Talking to Your Colleagues about Your Union


A union is as strong as its membership, so it is important for us to talk to colleagues about the work we are doing. We maintain a website, organize meetings, and send regular email announcements, but the most effective way for us to communicate is through one-on-one conversations. In these conversations, you talk to a colleague about issues related to their work, discuss how union involvement and collective action can address concerns or improve particular conditions, and ask your colleague to take a specific action that tests and builds their commitment to the union.

Detailed training materials produced by the AFT and other unions are available, but there is no magic prescription. Every experienced organizer has their own style and philosophy about the conversation. The most important thing is to try it! Start talking to people–you will gain comfort and experience as you go–and you will learn more about your union and UCF in the process.

One Person’s Experience with Office Visits:

As a brand new organizer about to begin work on a critical campaign with several experienced organizers, I was intimidated. Before holding conversations on my own, I shadowed another organizer as she talked with non-member instructors about union membership and I led a conversation with another organizer present. This is a short account of my learning curve and the lessons I absorbed.

The first 60 seconds are the hardest. My polite Midwestern sensibility makes me feel like I have to apologize for even approaching someone and taking up their time. Do not! Be polite of course and honest about what you are there to do, but this work is important and worth the time of faculty members. Opening with some kind of small talk is great to break the ice, but stay on task. “How long have you worked at UCF?” is a good way to get a conversation going about the union, especially if they have not been approached before.

Let them talk and listen up. The most daunting part about this kind of work is the feeling that no one will sign up unless you say the right thing. That is not true, there are no magic words. It is most effective to let people talk themselves into membership. Ask open ended questions about their work and as they answer, point out how the union can support their professional aspirations. What are their issues? What is their vision for their department/discipline/individual research? The conversation should be roughly 75% them, and 25% you.

You are the perfect person for this work. You do not need to be a labor historian to do this work; effective organizing conversations are not dependent on specialized academic or legal training. Your lived experience as a faculty member at UCF is the most valuable information. Ask early and often. A person’s commitment to the union develops over time. This is a reality of organizing work; it’s sometimes frustrating, but it’s also very fulfilling when your patience and persistence pay off.

Tips to Keep the Conversation Focused and Moving

Sometimes people are unsure about how to initiate a conversation. Keep it simple and be honest. There is nothing to hide–say you are with the union and want to talk to them about their work.

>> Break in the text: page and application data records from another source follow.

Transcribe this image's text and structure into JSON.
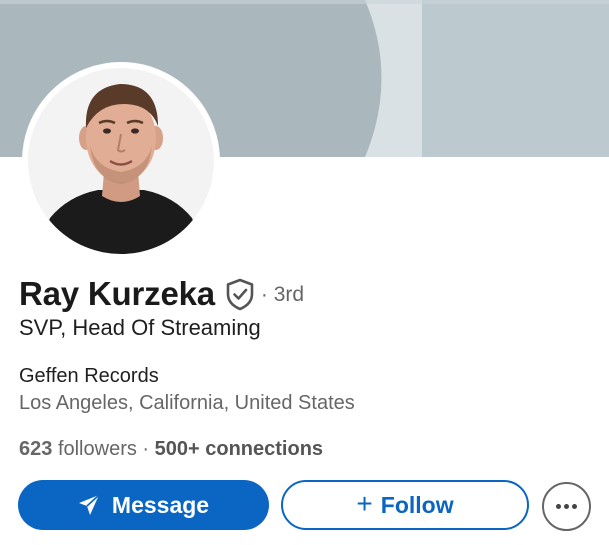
{
  "profile": {
    "name": "Ray Kurzeka",
    "connection_degree": "· 3rd",
    "headline": "SVP, Head Of Streaming",
    "company": "Geffen Records",
    "location": "Los Angeles, California, United States",
    "followers_count": "623",
    "followers_label": "followers",
    "stats_separator": " · ",
    "connections": "500+ connections"
  },
  "actions": {
    "message_label": "Message",
    "follow_symbol": "+",
    "follow_label": "Follow",
    "more_icon": "more-horizontal-icon",
    "message_icon": "paper-plane-icon"
  },
  "icons": {
    "verified": "verified-shield-icon"
  },
  "colors": {
    "accent": "#0a66c2",
    "banner": "#aab7bd",
    "text_primary": "#1f1f1f",
    "text_secondary": "#666666"
  }
}
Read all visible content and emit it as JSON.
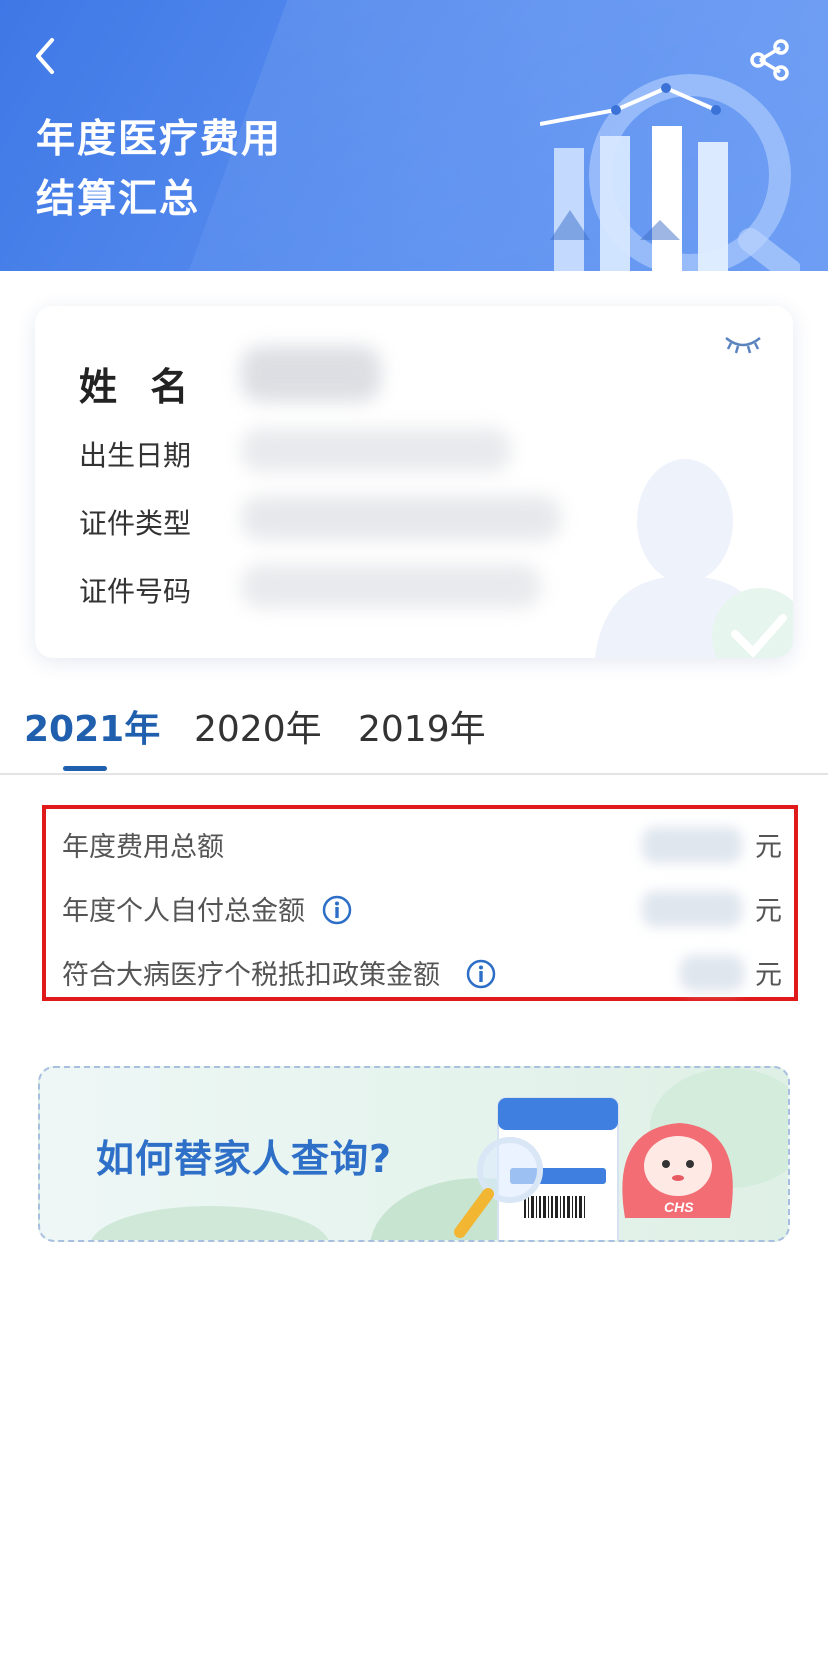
{
  "header": {
    "title_line1": "年度医疗费用",
    "title_line2": "结算汇总",
    "back_icon": "chevron-left-icon",
    "share_icon": "share-icon"
  },
  "info_card": {
    "name_label": "姓 名",
    "birth_label": "出生日期",
    "id_type_label": "证件类型",
    "id_number_label": "证件号码",
    "visibility_icon": "eye-closed-icon"
  },
  "tabs": [
    {
      "label": "2021年",
      "active": true
    },
    {
      "label": "2020年",
      "active": false
    },
    {
      "label": "2019年",
      "active": false
    }
  ],
  "summary": {
    "rows": [
      {
        "label": "年度费用总额",
        "unit": "元",
        "has_info": false
      },
      {
        "label": "年度个人自付总金额",
        "unit": "元",
        "has_info": true
      },
      {
        "label": "符合大病医疗个税抵扣政策金额",
        "unit": "元",
        "has_info": true
      }
    ]
  },
  "banner": {
    "text": "如何替家人查询?",
    "mascot_text": "CHS"
  },
  "colors": {
    "header_blue": "#4a82ea",
    "active_tab": "#1f5fae",
    "highlight_border": "#e01a1a",
    "banner_text": "#2e6fc8"
  }
}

Some questions to help you focus and move the conversation:

  • “How long have you been in this position?”
  • “What is the focus of your research?”
  • “Have you been involved with the union (or any union) in the past? What is your impression of the union?”
  • “What do your colleagues think about this problem? Do you ever discuss it at department meetings?”
  • “What would solve that problem/ improve things?”
  • “What is your typical workday like?”

Words of Wisdom

  • Remember the basic premise of organizing: we are building collective power to work against institutional, legal, or some other existing power structure. Collective power necessitates that people take action for themselves; we cannot do it for them. Organizing work–and the conversation as a key component–is how you facilitate people through the process of building collective power.
  • Keep in mind that the majority of people become involved in unions because it is in their interest to do so, not for ideological reasons. Do not assume you know someone’s issues or motivations; ask and find out what matters to them.
  • You are not making a sales pitch, and you are not asking a favor. You want the person to take action because it is in their interest to do so, not because of peer pressure, your irresistible charm, or because you caught them off-guard. None of these will inspire long term involvement.
  • You are not trying to win a debate. Do not feel like you need to be equipped with talking points or arguments to respond to any situation or position. You are genuinely trying to understand and respect a person’s perspective and interests and work from there.
  • Organizing is a process; do not think of a single conversation as an isolated event or a one-chance opportunity to create an activist from scratch. Organizing takes patience and persistence and you should think of organizing conversations as ongoing relationship building.
  • You cannot assess level of support without asking the faculty member. Do not assume from body language, statements made during the conversation, their politics, etc. that you know what they will say.
  • You should ask for a clear “Yes/No” response. It is better to hear “no” than to have a vague or implied (but weak) commitment.
  • Someone who refuses to openly support the union does not support the union. In other words, a weak, assumed, or implied commitment is not a commitment.